Assignment
Once every line in the data below has been checked for "icon", give the number of lines that hold it, and only that.

[Dataset rows describing interfaces]
◇ ◇ ◇ ◇ ◇ ◇ ◇
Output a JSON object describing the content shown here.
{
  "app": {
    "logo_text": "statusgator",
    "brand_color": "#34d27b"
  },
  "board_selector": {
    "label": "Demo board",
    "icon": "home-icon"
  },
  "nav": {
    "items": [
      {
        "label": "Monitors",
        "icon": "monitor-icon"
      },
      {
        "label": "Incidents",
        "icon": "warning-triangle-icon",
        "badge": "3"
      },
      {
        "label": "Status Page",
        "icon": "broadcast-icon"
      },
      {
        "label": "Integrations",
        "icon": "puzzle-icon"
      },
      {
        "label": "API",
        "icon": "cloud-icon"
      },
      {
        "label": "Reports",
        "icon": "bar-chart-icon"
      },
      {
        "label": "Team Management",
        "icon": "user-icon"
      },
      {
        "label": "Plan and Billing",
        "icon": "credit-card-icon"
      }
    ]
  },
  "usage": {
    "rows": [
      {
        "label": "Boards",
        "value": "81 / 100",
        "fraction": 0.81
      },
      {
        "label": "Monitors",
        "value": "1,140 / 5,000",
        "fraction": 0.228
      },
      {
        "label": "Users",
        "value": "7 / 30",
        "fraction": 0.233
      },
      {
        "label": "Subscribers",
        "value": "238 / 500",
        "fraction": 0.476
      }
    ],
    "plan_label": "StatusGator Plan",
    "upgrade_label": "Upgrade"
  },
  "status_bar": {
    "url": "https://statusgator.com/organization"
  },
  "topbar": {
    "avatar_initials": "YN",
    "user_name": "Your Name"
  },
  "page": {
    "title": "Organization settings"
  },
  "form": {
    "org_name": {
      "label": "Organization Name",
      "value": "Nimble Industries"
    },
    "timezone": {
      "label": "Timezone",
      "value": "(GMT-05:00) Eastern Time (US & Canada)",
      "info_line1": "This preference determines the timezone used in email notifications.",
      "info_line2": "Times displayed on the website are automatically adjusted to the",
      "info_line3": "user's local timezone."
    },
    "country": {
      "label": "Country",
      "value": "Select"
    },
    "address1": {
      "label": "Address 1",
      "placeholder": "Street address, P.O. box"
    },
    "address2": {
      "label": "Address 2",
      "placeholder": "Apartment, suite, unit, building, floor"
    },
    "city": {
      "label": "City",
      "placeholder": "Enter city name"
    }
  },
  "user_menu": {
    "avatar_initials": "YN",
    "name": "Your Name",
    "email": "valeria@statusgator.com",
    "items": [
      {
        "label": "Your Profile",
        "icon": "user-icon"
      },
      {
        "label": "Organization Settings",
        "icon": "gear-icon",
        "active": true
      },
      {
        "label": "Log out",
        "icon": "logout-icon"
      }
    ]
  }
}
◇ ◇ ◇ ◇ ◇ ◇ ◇
Answer for this exercise
12